5. Collecting money 

Asking for money from your friends can be one of the trickiest parts of arranging a ski trip. But there are ways to make life easier. Let everyone know exactly how much the trip will cost them — nobody wants an unexpected request for added extras that you forgot to mention. Be sure to give everyone a deadline for the initial deposit and final payment. And if you’re concerned about certain mates not paying you on time, consider asking for the cash a week before it’s actually due. It might seem a little cheeky, but it could save you the stress of chasing people for money when it’s really needed. 

6. Arranging other activities 

You’ll also need to think about how to spend your time away from the slopes. Is your group looking to party hard after hitting the trails? Kick back in the chalet with a bottle of wine and a board game? Or are people keen to try other activities, such as husky sledding and paragliding? Depending on the responses you get, you might need to pre-book certain trips and experiences. If there are members of your group with kids, research family-friendly options. Little ones may need a break after a few days on the slopes, and parents will really appreciate you giving them a few non-skiing alternatives. Click here for our guide to winter activities in Morzine and click here for our guide to winter activities in Samoens and Morillon.

7. Create a group checklist

To go the extra mile as the group organiser, create a simple checklist to ensure everyone is adequately prepared. This will prove especially helpful for any first-time skiers. Main items to remember include: 

  • Ski insurance and valid travel documents
  • Travel money 
  • Essential ski gear and clothing
  • Driving licence/GPS device (if anyone is driving)
  • Sun cream and lip balm with a high SPF 
  • Thermals and waterproofs 

Check out this ski holiday packing list for a comprehensive guide for your trip. 

Checklist ski chalet holiday

8. Be organised

Above all, the key to a great group skiing holiday is solid organisation. For group leaders, we suggest creating a spreadsheet (using tools such as Excel or Google Docs) that includes relevant trip information, including costs, accommodation, deadlines for payment, and planned activities. Everyone can use the spreadsheet as a reference point and add their own suggestions, saving you the hassle of constant communication over email. Set a deadline for contributions to the document so you’re not left dealing with last-minute requests in the days before you travel.

Book your group skiing holiday in the Alps  

Arranging and booking a group skiing holiday in the Alps can be exciting and daunting all at once. Use the guide above to make the process a whole lot easier, and feel free to get in touch with us for additional help and advice.

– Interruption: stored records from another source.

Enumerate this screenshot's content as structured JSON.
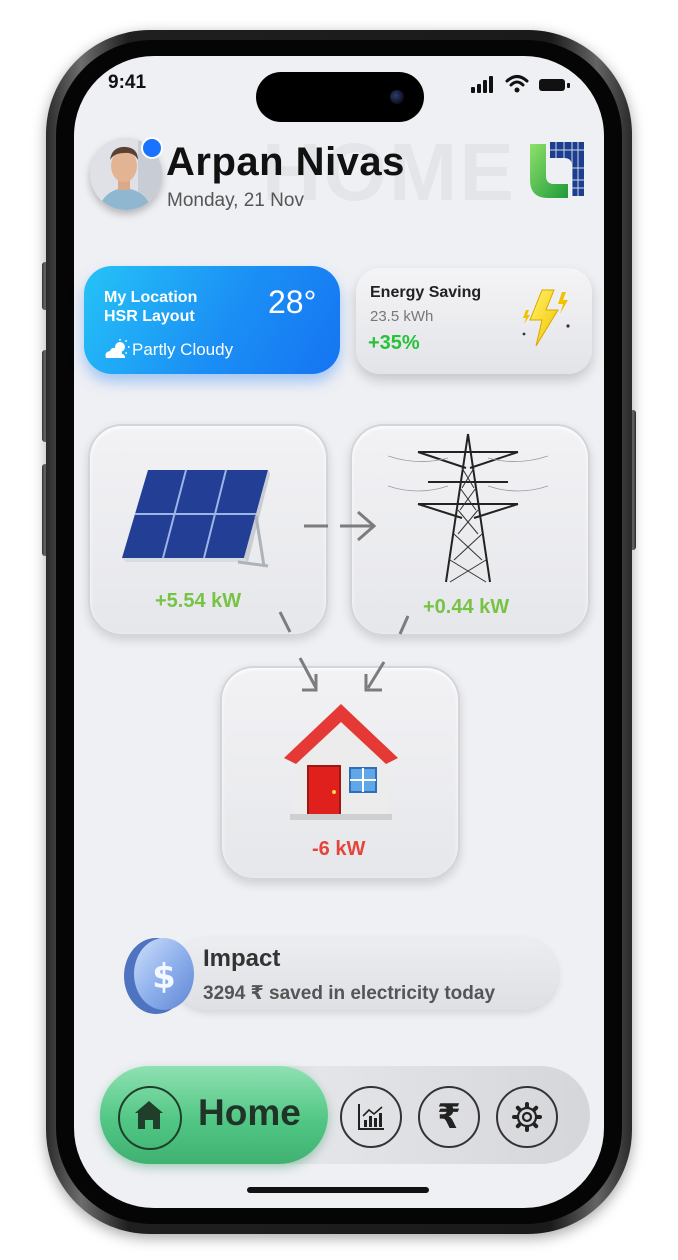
{
  "status_bar": {
    "time": "9:41"
  },
  "header": {
    "ghost_word": "HOME",
    "user_name": "Arpan Nivas",
    "date": "Monday, 21 Nov"
  },
  "weather": {
    "location_label": "My Location",
    "location_name": "HSR Layout",
    "temperature": "28°",
    "condition": "Partly Cloudy"
  },
  "energy": {
    "title": "Energy Saving",
    "value": "23.5 kWh",
    "percent": "+35%"
  },
  "flow": {
    "solar_power": "+5.54 kW",
    "grid_power": "+0.44 kW",
    "home_power": "-6 kW"
  },
  "impact": {
    "title": "Impact",
    "text": "3294 ₹ saved in electricity today"
  },
  "nav": {
    "home_label": "Home",
    "rupee_glyph": "₹",
    "icons": [
      "home-icon",
      "stats-icon",
      "rupee-icon",
      "settings-icon"
    ]
  },
  "colors": {
    "accent_blue": "#1b8ff5",
    "positive_green": "#76c345",
    "saving_green": "#27c23a",
    "negative_red": "#e5433b",
    "nav_green": "#52c785",
    "screen_bg": "#eff0f4"
  }
}
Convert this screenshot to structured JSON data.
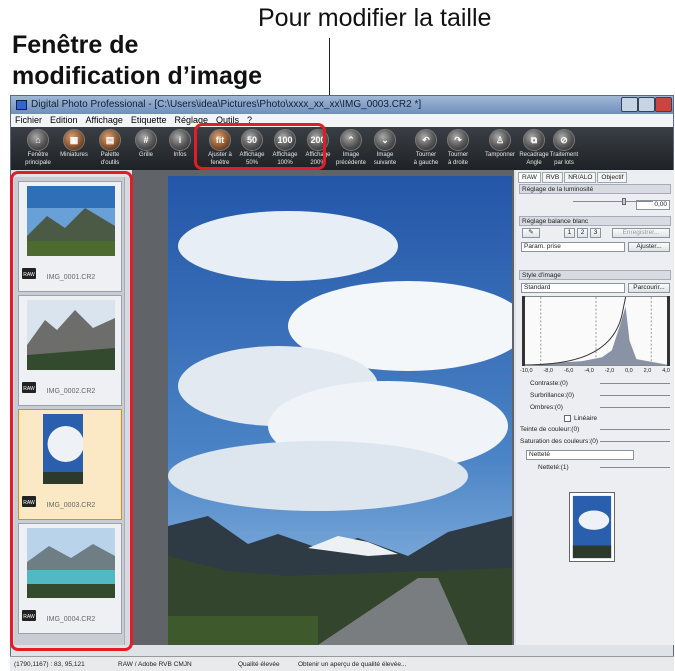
{
  "captions": {
    "resize": "Pour modifier la taille",
    "window_line1": "Fenêtre de",
    "window_line2": "modification d’image"
  },
  "window": {
    "title": "Digital Photo Professional - [C:\\Users\\idea\\Pictures\\Photo\\xxxx_xx_xx\\IMG_0003.CR2 *]"
  },
  "menu": [
    "Fichier",
    "Edition",
    "Affichage",
    "Etiquette",
    "Réglage",
    "Outils",
    "?"
  ],
  "toolbar": [
    {
      "icon": "home-icon",
      "label1": "Fenêtre",
      "label2": "principale"
    },
    {
      "icon": "thumbnails-icon",
      "label1": "Miniatures",
      "label2": ""
    },
    {
      "icon": "tool-palette-icon",
      "label1": "Palette",
      "label2": "d'outils"
    },
    {
      "icon": "grid-icon",
      "label1": "Grille",
      "label2": ""
    },
    {
      "icon": "info-icon",
      "glyph": "i",
      "label1": "Infos",
      "label2": ""
    },
    {
      "icon": "fit-window-icon",
      "glyph": "fit",
      "label1": "Ajuster à",
      "label2": "fenêtre"
    },
    {
      "icon": "zoom-50-icon",
      "glyph": "50",
      "label1": "Affichage",
      "label2": "50%"
    },
    {
      "icon": "zoom-100-icon",
      "glyph": "100",
      "label1": "Affichage",
      "label2": "100%"
    },
    {
      "icon": "zoom-200-icon",
      "glyph": "200",
      "label1": "Affichage",
      "label2": "200%"
    },
    {
      "icon": "previous-image-icon",
      "glyph": "⌃",
      "label1": "Image",
      "label2": "précédente"
    },
    {
      "icon": "next-image-icon",
      "glyph": "⌄",
      "label1": "Image",
      "label2": "suivante"
    },
    {
      "icon": "rotate-left-icon",
      "glyph": "↶",
      "label1": "Tourner",
      "label2": "à gauche"
    },
    {
      "icon": "rotate-right-icon",
      "glyph": "↷",
      "label1": "Tourner",
      "label2": "à droite"
    },
    {
      "icon": "stamp-icon",
      "label1": "Tamponner",
      "label2": ""
    },
    {
      "icon": "crop-angle-icon",
      "label1": "Recadrage",
      "label2": "Angle"
    },
    {
      "icon": "batch-process-icon",
      "label1": "Traitement",
      "label2": "par lots"
    }
  ],
  "thumbnails": [
    "IMG_0001.CR2",
    "IMG_0002.CR2",
    "IMG_0003.CR2",
    "IMG_0004.CR2"
  ],
  "raw_badge": "RAW",
  "panel": {
    "tabs": [
      "RAW",
      "RVB",
      "NR/ALO",
      "Objectif"
    ],
    "brightness": {
      "title": "Réglage de la luminosité",
      "value": "0,00"
    },
    "wb": {
      "title": "Réglage balance blanc",
      "b1": "1",
      "b2": "2",
      "b3": "3",
      "register": "Enregistrer...",
      "mode": "Param. prise",
      "adjust": "Ajuster..."
    },
    "style": {
      "title": "Style d'image",
      "value": "Standard",
      "browse": "Parcourir..."
    },
    "axis": [
      "-10,0",
      "-8,0",
      "-6,0",
      "-4,0",
      "-2,0",
      "0,0",
      "2,0",
      "4,0"
    ],
    "contrast": "Contraste:(0)",
    "highlight": "Surbrillance:(0)",
    "shadows": "Ombres:(0)",
    "linear": "Linéaire",
    "tone": "Teinte de couleur:(0)",
    "saturation": "Saturation des couleurs:(0)",
    "sharp_mode": "Netteté",
    "sharp": "Netteté:(1)"
  },
  "status": {
    "coords": "(1790,1167) : 83, 95,121",
    "profile": "RAW / Adobe RVB CMJN",
    "quality": "Qualité élevée",
    "message": "Obtenir un aperçu de qualité élevée..."
  },
  "colors": {
    "annotation": "#e21d25"
  }
}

We can help you pick the perfect accommodation, recommend activities tailored to your group, arrange transportation, and provide practical tips on everything from the local dining scene to the best ski schools in town.